 Dropping Out of High School and the Place of Career and Technical Education, an October 2005 report by the National Research Center for Career and Technical Education
• The Silent Epidemic – Perspectives of High School Dropouts

Segment Interview Guests:

Robert Altman, Terry Swett, Heather Bigelow and Cameron WallaceTerry Swett, Director of Career & Technical Education, Capital Region BOCES Career and Technical School

Heather Bigelow, Technology Teacher, Captial Region BOCES Career and Technical School

Cameron Wallace, Recent Graduate, Capital Region BOCES Career and Technical School

Featured Program Information:
• Capital Region BOCES Career and Technical School, Albany NY

American Graduate now offers 800 classroom resources that engage students, refresh lessons, and connect classroom learning to real world experiences! Click here to check out the wide range of educational resources available.

Issue: Bullying

One out of 10 students drop out of school because they are bullied.

Watch Bullying on PBS. 

One out of 10 students drop out of school because they are bullied. Bullying is the most common form of violence in our society, and between 15% and 30% of students are bullies or victims. It is estimated that 160,000 children miss school every day due to fear of attack or intimidation by other students, and research indicates that many of these students will experience academic, interpersonal, and physical and mental health problems as a consequence of their involvement in bullying.
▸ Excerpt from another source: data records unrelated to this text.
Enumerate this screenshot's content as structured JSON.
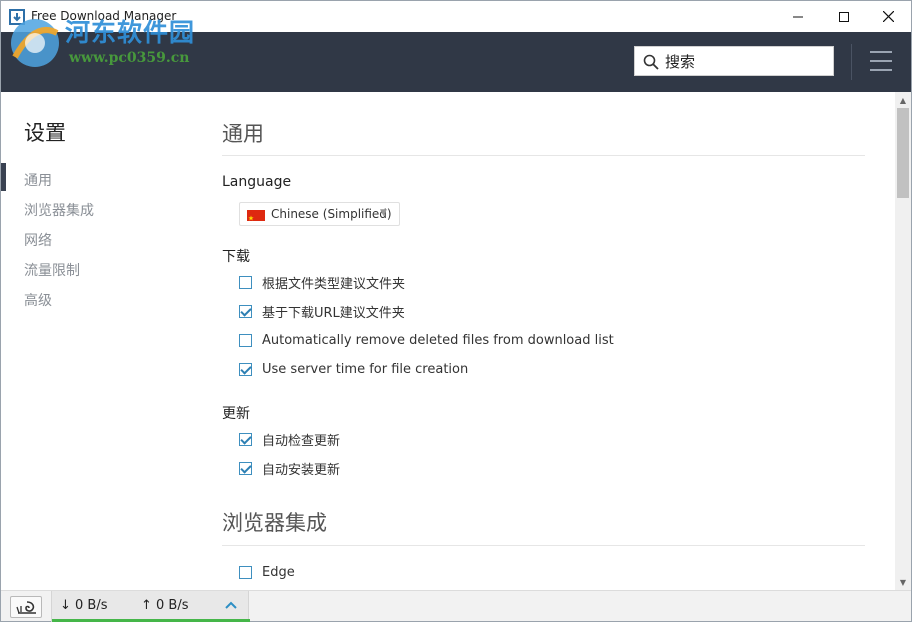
{
  "window": {
    "title": "Free Download Manager"
  },
  "watermark": {
    "name": "河东软件园",
    "url": "www.pc0359.cn"
  },
  "header": {
    "search_placeholder": "搜索"
  },
  "sidebar": {
    "title": "设置",
    "items": [
      {
        "label": "通用",
        "active": true
      },
      {
        "label": "浏览器集成"
      },
      {
        "label": "网络"
      },
      {
        "label": "流量限制"
      },
      {
        "label": "高级"
      }
    ]
  },
  "content": {
    "general": {
      "title": "通用",
      "language_label": "Language",
      "language_value": "Chinese (Simplified)",
      "download_label": "下载",
      "download_options": [
        {
          "label": "根据文件类型建议文件夹",
          "checked": false
        },
        {
          "label": "基于下载URL建议文件夹",
          "checked": true
        },
        {
          "label": "Automatically remove deleted files from download list",
          "checked": false
        },
        {
          "label": "Use server time for file creation",
          "checked": true
        }
      ],
      "update_label": "更新",
      "update_options": [
        {
          "label": "自动检查更新",
          "checked": true
        },
        {
          "label": "自动安装更新",
          "checked": true
        }
      ]
    },
    "browser": {
      "title": "浏览器集成",
      "options": [
        {
          "label": "Edge",
          "checked": false
        }
      ]
    }
  },
  "statusbar": {
    "download_speed": "↓  0 B/s",
    "upload_speed": "↑  0 B/s"
  },
  "colors": {
    "header_bg": "#303846",
    "accent_green": "#45b649",
    "checkbox_blue": "#2d7fb3"
  }
}
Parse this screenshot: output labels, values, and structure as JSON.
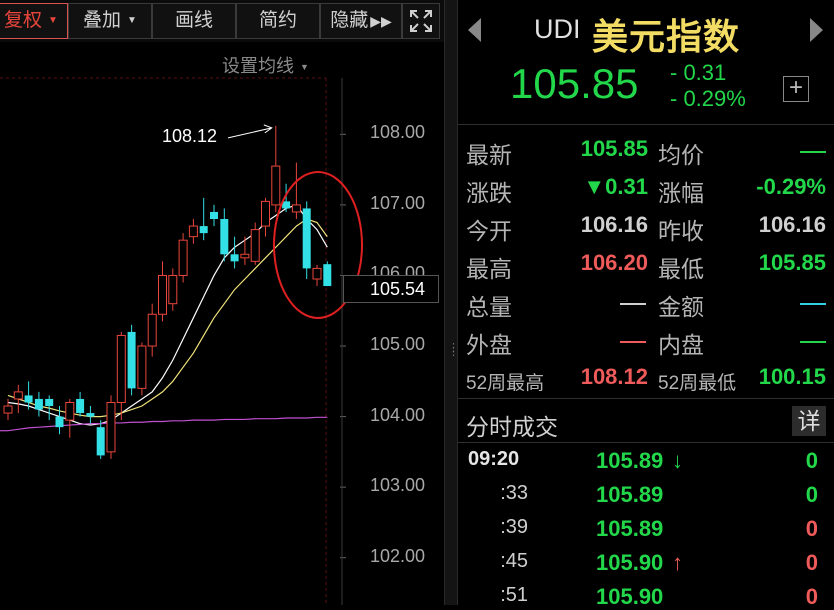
{
  "toolbar": {
    "buttons": [
      {
        "label": "复权",
        "dropdown": true,
        "active": true
      },
      {
        "label": "叠加",
        "dropdown": true,
        "active": false
      },
      {
        "label": "画线",
        "dropdown": false,
        "active": false
      },
      {
        "label": "简约",
        "dropdown": false,
        "active": false
      },
      {
        "label": "隐藏",
        "dropdown": false,
        "active": false
      }
    ],
    "expand_icon": "expand-icon"
  },
  "chart": {
    "ma_setting_label": "设置均线",
    "y_axis_labels": [
      "108.00",
      "107.00",
      "106.00",
      "105.00",
      "104.00",
      "103.00",
      "102.00"
    ],
    "current_price_tag": "105.54",
    "peak_annotation": "108.12",
    "colors": {
      "up": "#e8463c",
      "down": "#33e0e6",
      "ma5": "#ffffff",
      "ma10": "#f0e37a",
      "ma60": "#c050d0",
      "annotation_circle": "#e02020",
      "grid": "#5a1010"
    }
  },
  "chart_data": {
    "type": "candlestick",
    "ylim": [
      101.5,
      108.6
    ],
    "candles": [
      {
        "o": 104.05,
        "h": 104.25,
        "l": 103.95,
        "c": 104.15
      },
      {
        "o": 104.25,
        "h": 104.45,
        "l": 104.05,
        "c": 104.35
      },
      {
        "o": 104.3,
        "h": 104.5,
        "l": 104.1,
        "c": 104.2
      },
      {
        "o": 104.25,
        "h": 104.35,
        "l": 104.0,
        "c": 104.1
      },
      {
        "o": 104.25,
        "h": 104.3,
        "l": 103.95,
        "c": 104.15
      },
      {
        "o": 104.0,
        "h": 104.15,
        "l": 103.75,
        "c": 103.85
      },
      {
        "o": 103.95,
        "h": 104.25,
        "l": 103.7,
        "c": 104.2
      },
      {
        "o": 104.25,
        "h": 104.35,
        "l": 104.0,
        "c": 104.05
      },
      {
        "o": 104.05,
        "h": 104.15,
        "l": 103.9,
        "c": 104.0
      },
      {
        "o": 103.85,
        "h": 103.95,
        "l": 103.4,
        "c": 103.45
      },
      {
        "o": 103.5,
        "h": 104.3,
        "l": 103.4,
        "c": 104.2
      },
      {
        "o": 104.2,
        "h": 105.2,
        "l": 103.95,
        "c": 105.15
      },
      {
        "o": 105.2,
        "h": 105.3,
        "l": 104.3,
        "c": 104.4
      },
      {
        "o": 104.4,
        "h": 105.05,
        "l": 104.3,
        "c": 105.0
      },
      {
        "o": 105.0,
        "h": 105.6,
        "l": 104.85,
        "c": 105.45
      },
      {
        "o": 105.45,
        "h": 106.2,
        "l": 105.35,
        "c": 106.0
      },
      {
        "o": 105.6,
        "h": 106.1,
        "l": 105.5,
        "c": 106.0
      },
      {
        "o": 106.0,
        "h": 106.6,
        "l": 105.9,
        "c": 106.5
      },
      {
        "o": 106.55,
        "h": 106.8,
        "l": 106.45,
        "c": 106.7
      },
      {
        "o": 106.7,
        "h": 107.1,
        "l": 106.5,
        "c": 106.6
      },
      {
        "o": 106.9,
        "h": 107.0,
        "l": 106.7,
        "c": 106.8
      },
      {
        "o": 106.8,
        "h": 106.95,
        "l": 106.2,
        "c": 106.3
      },
      {
        "o": 106.3,
        "h": 106.55,
        "l": 106.1,
        "c": 106.2
      },
      {
        "o": 106.25,
        "h": 106.55,
        "l": 106.15,
        "c": 106.3
      },
      {
        "o": 106.2,
        "h": 106.75,
        "l": 106.15,
        "c": 106.65
      },
      {
        "o": 106.7,
        "h": 107.1,
        "l": 106.55,
        "c": 107.05
      },
      {
        "o": 107.0,
        "h": 108.12,
        "l": 106.9,
        "c": 107.55
      },
      {
        "o": 107.05,
        "h": 107.3,
        "l": 106.9,
        "c": 106.95
      },
      {
        "o": 106.9,
        "h": 107.6,
        "l": 106.8,
        "c": 107.0
      },
      {
        "o": 106.95,
        "h": 107.05,
        "l": 105.95,
        "c": 106.1
      },
      {
        "o": 105.95,
        "h": 106.15,
        "l": 105.85,
        "c": 106.1
      },
      {
        "o": 106.16,
        "h": 106.2,
        "l": 105.85,
        "c": 105.85
      }
    ],
    "ma_lines": [
      {
        "name": "MA5",
        "values": [
          104.2,
          104.18,
          104.15,
          104.1,
          104.05,
          104.0,
          103.95,
          103.9,
          103.88,
          103.9,
          103.95,
          104.05,
          104.15,
          104.25,
          104.35,
          104.55,
          104.8,
          105.1,
          105.4,
          105.7,
          106.0,
          106.25,
          106.4,
          106.5,
          106.6,
          106.75,
          106.85,
          106.95,
          107.0,
          106.8,
          106.65,
          106.4
        ]
      },
      {
        "name": "MA10",
        "values": [
          104.3,
          104.25,
          104.2,
          104.15,
          104.12,
          104.08,
          104.05,
          104.02,
          104.0,
          104.0,
          104.02,
          104.05,
          104.1,
          104.15,
          104.25,
          104.35,
          104.5,
          104.7,
          104.9,
          105.15,
          105.4,
          105.6,
          105.8,
          105.95,
          106.1,
          106.25,
          106.4,
          106.55,
          106.7,
          106.8,
          106.75,
          106.55
        ]
      },
      {
        "name": "MA60",
        "values": [
          103.8,
          103.82,
          103.84,
          103.85,
          103.86,
          103.87,
          103.88,
          103.89,
          103.9,
          103.9,
          103.91,
          103.91,
          103.92,
          103.92,
          103.93,
          103.93,
          103.94,
          103.94,
          103.95,
          103.95,
          103.95,
          103.96,
          103.96,
          103.96,
          103.97,
          103.97,
          103.97,
          103.98,
          103.98,
          103.98,
          103.99,
          103.99
        ]
      }
    ]
  },
  "quote": {
    "code": "UDI",
    "name": "美元指数",
    "price": "105.85",
    "change": "- 0.31",
    "change_pct": "- 0.29%",
    "rows": [
      {
        "l1": "最新",
        "v1": "105.85",
        "c1": "#22d84a",
        "l2": "均价",
        "v2": "—",
        "c2": "#22d84a",
        "dash2": true
      },
      {
        "l1": "涨跌",
        "v1": "▼0.31",
        "c1": "#22d84a",
        "l2": "涨幅",
        "v2": "-0.29%",
        "c2": "#22d84a"
      },
      {
        "l1": "今开",
        "v1": "106.16",
        "c1": "#d0d0d0",
        "l2": "昨收",
        "v2": "106.16",
        "c2": "#d0d0d0"
      },
      {
        "l1": "最高",
        "v1": "106.20",
        "c1": "#ef5a5a",
        "l2": "最低",
        "v2": "105.85",
        "c2": "#22d84a"
      },
      {
        "l1": "总量",
        "v1": "—",
        "c1": "#d0d0d0",
        "dash1": true,
        "l2": "金额",
        "v2": "—",
        "c2": "#33d0e0",
        "dash2": true
      },
      {
        "l1": "外盘",
        "v1": "—",
        "c1": "#ef5a5a",
        "dash1": true,
        "l2": "内盘",
        "v2": "—",
        "c2": "#22d84a",
        "dash2": true
      },
      {
        "l1": "52周最高",
        "v1": "108.12",
        "c1": "#ef5a5a",
        "l2": "52周最低",
        "v2": "100.15",
        "c2": "#22d84a",
        "small": true
      }
    ]
  },
  "ticks": {
    "title": "分时成交",
    "detail_label": "详",
    "rows": [
      {
        "time": "09:20",
        "price": "105.89",
        "arrow": "↓",
        "arrow_color": "#22d84a",
        "vol": "0",
        "vol_color": "#22d84a"
      },
      {
        "time": ":33",
        "price": "105.89",
        "arrow": "",
        "arrow_color": "",
        "vol": "0",
        "vol_color": "#22d84a"
      },
      {
        "time": ":39",
        "price": "105.89",
        "arrow": "",
        "arrow_color": "",
        "vol": "0",
        "vol_color": "#ef5a5a"
      },
      {
        "time": ":45",
        "price": "105.90",
        "arrow": "↑",
        "arrow_color": "#ef5a5a",
        "vol": "0",
        "vol_color": "#ef5a5a"
      },
      {
        "time": ":51",
        "price": "105.90",
        "arrow": "",
        "arrow_color": "",
        "vol": "0",
        "vol_color": "#ef5a5a"
      }
    ]
  }
}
Findings on the impact of bullying on students, and on the school environment, illustrate a need for improved bullying intervention and prevention efforts in schools across the country.

Sources:
• Do Something.org
• National Association of School Psychologists (NASP)
• National Education Association

Segment Interview Guests:

Aaron Harrell and Natalie PanelliAaron Harrell, Home School Coordinator, City School District of Albany

Natalia Panelli, Junior, Albany High School, NCBI Participant






Featured Program Information:
• National Coalition Building Institute Anti-Bullying/Anti-Violence Program at Albany High School, 
Albany, NY